On Tue, 30 Apr 1996 19:55:31 +0800 S. Vidyasankar said: > >> If Nammaazhvaar was the supreme to Madhurakavi, if Sri Ramanuja >> was the five dhivyaayudhaas for amudhanaar, *in the same way*, >> nothing more, why can't maNavaaLa maamunigaL be AdhisEshaa >> for then aachaaryaa follwers? Why can't Swmai Sri Desikar >> be the amsam of Thiru Mani for vada kalai Sri Vaishnavaas? > >Pardon me for entering into what seems to be an internal SrI vaishNava issue, >but it seems to me that considering nammAzhvAr and rAmanuja to be amSas of >the Lord would be acceptable to all, By "all"? Not here in "prapatti"!!! but not so in the other two cases.
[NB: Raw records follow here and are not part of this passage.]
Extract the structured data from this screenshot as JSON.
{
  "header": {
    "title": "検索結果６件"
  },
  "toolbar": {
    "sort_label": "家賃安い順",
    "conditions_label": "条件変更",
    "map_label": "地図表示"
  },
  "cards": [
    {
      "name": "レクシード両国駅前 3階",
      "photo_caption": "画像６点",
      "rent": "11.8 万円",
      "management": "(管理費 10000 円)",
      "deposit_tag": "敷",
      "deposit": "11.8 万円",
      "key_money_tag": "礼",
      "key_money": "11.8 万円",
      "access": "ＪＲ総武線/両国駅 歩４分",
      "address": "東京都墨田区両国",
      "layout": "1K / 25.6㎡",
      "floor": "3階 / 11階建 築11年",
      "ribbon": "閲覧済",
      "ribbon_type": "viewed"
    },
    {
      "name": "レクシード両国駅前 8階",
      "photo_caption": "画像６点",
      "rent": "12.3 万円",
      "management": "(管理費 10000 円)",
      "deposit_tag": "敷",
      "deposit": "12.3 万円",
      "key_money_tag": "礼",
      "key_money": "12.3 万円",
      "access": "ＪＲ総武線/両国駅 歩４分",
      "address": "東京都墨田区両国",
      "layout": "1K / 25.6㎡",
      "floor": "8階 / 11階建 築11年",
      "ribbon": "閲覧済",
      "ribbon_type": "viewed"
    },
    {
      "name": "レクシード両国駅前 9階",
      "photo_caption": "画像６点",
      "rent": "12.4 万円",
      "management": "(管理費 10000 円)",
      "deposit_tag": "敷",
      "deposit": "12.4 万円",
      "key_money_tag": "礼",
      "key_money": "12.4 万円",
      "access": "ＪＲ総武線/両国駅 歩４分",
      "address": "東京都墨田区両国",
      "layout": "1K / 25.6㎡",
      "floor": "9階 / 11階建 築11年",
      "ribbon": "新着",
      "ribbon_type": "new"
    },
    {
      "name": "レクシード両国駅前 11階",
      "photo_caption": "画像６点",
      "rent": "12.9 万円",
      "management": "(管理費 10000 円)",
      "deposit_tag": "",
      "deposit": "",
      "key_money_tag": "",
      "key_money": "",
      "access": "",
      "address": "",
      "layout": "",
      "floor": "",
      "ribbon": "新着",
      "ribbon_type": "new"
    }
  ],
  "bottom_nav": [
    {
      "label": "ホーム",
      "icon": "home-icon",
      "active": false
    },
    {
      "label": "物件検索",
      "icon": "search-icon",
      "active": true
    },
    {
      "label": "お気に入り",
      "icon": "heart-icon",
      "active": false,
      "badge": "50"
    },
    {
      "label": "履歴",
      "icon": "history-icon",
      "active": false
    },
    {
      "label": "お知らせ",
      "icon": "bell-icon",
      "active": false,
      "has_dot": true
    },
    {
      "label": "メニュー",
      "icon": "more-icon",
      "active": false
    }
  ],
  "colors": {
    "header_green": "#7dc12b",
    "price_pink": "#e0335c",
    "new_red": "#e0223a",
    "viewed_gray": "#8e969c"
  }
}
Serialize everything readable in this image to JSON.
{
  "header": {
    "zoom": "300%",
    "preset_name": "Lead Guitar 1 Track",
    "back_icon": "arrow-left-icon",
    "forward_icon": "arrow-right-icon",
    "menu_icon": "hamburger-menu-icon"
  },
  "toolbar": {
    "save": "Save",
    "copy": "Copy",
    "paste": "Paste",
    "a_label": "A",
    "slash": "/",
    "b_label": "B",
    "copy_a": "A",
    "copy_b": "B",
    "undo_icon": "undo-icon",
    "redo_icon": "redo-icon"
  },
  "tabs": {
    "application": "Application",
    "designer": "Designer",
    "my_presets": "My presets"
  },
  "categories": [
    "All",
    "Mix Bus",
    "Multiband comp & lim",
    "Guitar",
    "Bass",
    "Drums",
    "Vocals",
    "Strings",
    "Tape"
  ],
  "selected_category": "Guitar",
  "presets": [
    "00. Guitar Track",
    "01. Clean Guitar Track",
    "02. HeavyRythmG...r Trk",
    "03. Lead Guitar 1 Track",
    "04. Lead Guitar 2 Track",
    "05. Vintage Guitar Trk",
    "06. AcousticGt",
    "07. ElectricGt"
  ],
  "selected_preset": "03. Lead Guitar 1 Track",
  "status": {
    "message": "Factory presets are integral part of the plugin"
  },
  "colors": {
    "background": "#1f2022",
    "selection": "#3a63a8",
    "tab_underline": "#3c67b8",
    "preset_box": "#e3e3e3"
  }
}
Unless >the vaDakalai-tenkalai divide is sought to be crystallized further. > >It is the general Indian tendency to glorify the gurus of our tradition, to the >extent of deifying them. But the moment this is done with an intention of >one-upmanship, sourness results. Are you sure that this is the case, i.e. one-upmanship, in these two cases? Please explain. If your line of argument is to be accepted, then you MUST object to considering Nammaazhvaar and Sri Ramanuja as amssas of the Lord also, which I am surprised you don't. If your intent was that the first two are acceptable by all Sri Vaishnavaas only, then the argument should support maNavaaLa maamuni and Swami Sri Desikar equated to the respective amsaas by the respective kalais. What is the problem? I don't understand what is the big deal about all this. On the one hand the "rationalists" question the mere celebration of AchAryaas as amsaas of God, yet perfectly willing to accept that Sri Krishna was indeed Lord. Why do you accept this?. Why can't you question that He simply claimed He was God, or His followers went to the extent of deifying Him? Why can't we say all this was just a pigment of Vedha Vyaasaa's vivid imagination? Why do you accept the vEdhaas are eternal? What logical and scientific explanation can you give for this? To me personally, the writings of aazhvaar's and aachaaryaas are so inspiring that I am moved more by their words than even Sri Krishna's or the Lord's dharsan in most temples, save a few. Nammaazhvaar, Sri Ramanuja, and Swami Sri Desikan are God, even more than God, to me. Kulasekaraazhvaar's words move me more than the words of Sri Krishna or the life of Sri Rama, etc. etc. As for present day aachaaryaas, I cannot do without the direction they provide. To that extent they are God to me. If this is blasphemy, so be it. As a Sri Vaishnava I would like to look to Swami Sri Desikar and learn to be a good Sri Vaishnava and a good pupil. Part of that is not to judge my acharyaa's conduct. I would rather try to remove the log in my eyes than remove the spec of dust that I may imagine to see in someone else's eyes, let alone my achaaryaa. To take a specific case from the advaita >tradition, some modern advaitins want to find support for SankarAcArya's >avatAra in the SatarudrIyam of the yajurveda. Other learned advaitins, however, >point out that this is not desirable, because the interpretation is >far-fetched. >The point is that in the drive to declare our gurus to be amSas of one or the >other thing associated with divinity, we are apt to get carried away and make >hagiographic claims that only serve to cloud the real personalities, in the >long run. > >Also, if it is claimed that maNavAla mAmuni is to be considered AdiSesha by >tenkalais and vedAnta deSika as tirumaNi for vaDakalais only, this is not >very helpful, is it? It is reduced to the level of aitIkam, rather than upheld >as really real. I am not knowledgeable in this area, but I think maNavaaLa maamuni and Swami Sri Desikar are highly respected by the two kalais. The past bickerings are more among the later-day followers, not due to the claims of amsaas. BTW, what is wrong with aitIkam? What in our Hindu religious tradition can be logically proved to be "really real"? Somehow it does not bother me that our figment of imagination is not acceptable to historians and secular scholars. It cannot be logically defended, excpet through the adoption >of very advaitin-sounding arguments. I doubt if SrIvaishNavas would want to >do that. > How far can one progress spirutually with logic? >Regards, > > > -- Dileepan p.s. I have no quarrel with logic minded bhakthaas, (some may feel this is a contradition in terms); all I ask is permit me some illogic, i.e. faith.